Hong Kong’s privacy watchdog says it received almost four times as many complaints in 2019 compared to the previous year – with almost half of them related to doxxing.
Privacy Commissioner Stephen Wong said the watchdog received 4370 doxxing complaints about the unauthorised release of people’s personal information – compared to just 57 for the whole of 2018.
The figure also represents almost half of the record-high 9,182 complaints the body received in 2019.
Wong said this shows how doxxing has been weaponised amid months of anti-government protests in Hong Kong.
“Very often we say we don’t give you our personal data on the basis that it is my own property”, Wong said. “It’s a shield. It’s some sort of a refuge sometimes, and now it has become a weapon – a weapon to attack other people with different views, perhaps.”
Around one third of the doxxing complaints were related to the disclosure of the personal information of police officers or their family members, another third targeted people who support the government or the police, while around a fifth had to do with anti-government protesters.
Wong said the commission has referred around 1,400 such cases to the police, and the force have arrested eight people, charging one.

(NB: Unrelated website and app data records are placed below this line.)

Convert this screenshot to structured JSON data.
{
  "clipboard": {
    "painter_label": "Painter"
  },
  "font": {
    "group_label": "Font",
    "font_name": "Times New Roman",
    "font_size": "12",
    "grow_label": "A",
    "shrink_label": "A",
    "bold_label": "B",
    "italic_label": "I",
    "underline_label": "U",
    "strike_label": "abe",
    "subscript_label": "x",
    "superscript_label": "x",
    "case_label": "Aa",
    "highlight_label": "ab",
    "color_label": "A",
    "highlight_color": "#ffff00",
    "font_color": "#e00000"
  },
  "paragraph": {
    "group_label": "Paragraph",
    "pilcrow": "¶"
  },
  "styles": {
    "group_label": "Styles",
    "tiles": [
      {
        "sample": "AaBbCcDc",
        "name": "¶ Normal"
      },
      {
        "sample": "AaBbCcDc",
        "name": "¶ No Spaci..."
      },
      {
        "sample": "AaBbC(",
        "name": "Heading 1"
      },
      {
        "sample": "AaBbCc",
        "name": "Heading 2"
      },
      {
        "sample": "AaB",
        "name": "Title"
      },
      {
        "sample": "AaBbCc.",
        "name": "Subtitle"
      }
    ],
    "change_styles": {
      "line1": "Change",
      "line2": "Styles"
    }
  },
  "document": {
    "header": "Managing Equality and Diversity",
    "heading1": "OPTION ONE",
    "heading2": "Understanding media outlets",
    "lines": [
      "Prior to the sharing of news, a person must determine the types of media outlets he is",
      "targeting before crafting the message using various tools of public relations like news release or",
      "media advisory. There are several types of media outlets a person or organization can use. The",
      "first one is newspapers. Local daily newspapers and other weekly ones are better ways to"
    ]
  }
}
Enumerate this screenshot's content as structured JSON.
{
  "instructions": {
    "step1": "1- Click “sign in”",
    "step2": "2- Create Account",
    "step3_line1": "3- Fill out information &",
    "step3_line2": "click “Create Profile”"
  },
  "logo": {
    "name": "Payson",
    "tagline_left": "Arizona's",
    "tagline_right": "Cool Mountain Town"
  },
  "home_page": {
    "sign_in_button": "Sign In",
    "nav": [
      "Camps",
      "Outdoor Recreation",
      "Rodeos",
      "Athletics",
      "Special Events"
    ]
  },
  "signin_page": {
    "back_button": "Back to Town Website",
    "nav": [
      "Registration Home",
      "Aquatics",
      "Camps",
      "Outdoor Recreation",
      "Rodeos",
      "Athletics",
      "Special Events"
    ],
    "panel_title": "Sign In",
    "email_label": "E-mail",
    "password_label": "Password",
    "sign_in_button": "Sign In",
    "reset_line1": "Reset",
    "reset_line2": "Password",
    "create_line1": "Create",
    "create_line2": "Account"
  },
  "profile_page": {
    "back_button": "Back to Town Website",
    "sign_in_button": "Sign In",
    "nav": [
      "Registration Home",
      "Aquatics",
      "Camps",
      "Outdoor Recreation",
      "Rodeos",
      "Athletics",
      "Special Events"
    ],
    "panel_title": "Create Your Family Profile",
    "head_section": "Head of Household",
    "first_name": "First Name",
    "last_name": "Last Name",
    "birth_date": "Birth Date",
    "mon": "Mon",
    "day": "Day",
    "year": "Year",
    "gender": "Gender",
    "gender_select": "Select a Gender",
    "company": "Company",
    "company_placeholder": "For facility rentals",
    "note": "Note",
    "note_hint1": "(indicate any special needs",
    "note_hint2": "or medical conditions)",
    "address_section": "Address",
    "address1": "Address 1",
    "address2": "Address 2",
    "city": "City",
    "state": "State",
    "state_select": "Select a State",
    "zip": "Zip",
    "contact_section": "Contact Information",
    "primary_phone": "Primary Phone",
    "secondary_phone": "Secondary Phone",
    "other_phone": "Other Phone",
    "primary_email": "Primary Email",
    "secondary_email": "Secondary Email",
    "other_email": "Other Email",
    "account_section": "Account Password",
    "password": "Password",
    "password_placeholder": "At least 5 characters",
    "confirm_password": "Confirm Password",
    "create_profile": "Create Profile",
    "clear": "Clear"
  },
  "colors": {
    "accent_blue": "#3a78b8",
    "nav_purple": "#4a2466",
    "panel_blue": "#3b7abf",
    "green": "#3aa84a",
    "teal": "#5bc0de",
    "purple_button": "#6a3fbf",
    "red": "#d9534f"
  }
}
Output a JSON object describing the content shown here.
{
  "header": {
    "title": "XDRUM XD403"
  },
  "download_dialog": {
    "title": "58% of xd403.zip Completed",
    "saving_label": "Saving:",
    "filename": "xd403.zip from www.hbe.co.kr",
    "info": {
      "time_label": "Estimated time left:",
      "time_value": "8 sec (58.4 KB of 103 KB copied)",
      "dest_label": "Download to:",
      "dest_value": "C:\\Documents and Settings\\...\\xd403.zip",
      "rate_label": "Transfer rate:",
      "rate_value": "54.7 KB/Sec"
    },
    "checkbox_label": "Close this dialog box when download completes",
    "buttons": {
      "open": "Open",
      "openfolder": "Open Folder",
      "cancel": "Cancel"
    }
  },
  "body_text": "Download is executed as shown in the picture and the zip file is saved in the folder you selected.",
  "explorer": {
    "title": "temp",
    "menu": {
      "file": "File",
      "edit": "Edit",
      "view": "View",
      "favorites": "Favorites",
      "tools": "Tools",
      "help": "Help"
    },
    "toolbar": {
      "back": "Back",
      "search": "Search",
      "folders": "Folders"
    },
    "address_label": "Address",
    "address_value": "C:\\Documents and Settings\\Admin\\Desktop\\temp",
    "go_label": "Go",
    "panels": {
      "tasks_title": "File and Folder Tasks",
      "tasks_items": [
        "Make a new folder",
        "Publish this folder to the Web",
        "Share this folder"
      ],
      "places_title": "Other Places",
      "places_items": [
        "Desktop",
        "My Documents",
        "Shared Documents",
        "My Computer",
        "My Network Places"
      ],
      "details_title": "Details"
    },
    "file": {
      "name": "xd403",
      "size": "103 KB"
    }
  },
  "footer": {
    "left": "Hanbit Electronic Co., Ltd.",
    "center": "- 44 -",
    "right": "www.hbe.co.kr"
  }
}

He says most online platforms have agreed with the watchdog's request to remove doxxed information from the internet, adding that this shows the commission's work has been effective.
The commission received more complaints related to a single incident on December 26 – when a reporter’s Hong Kong Identity Card was held up in front of his own live-streaming camera – than it did annually for each of the previous four years.
Last updated: 2020-01-21 HKT 16:02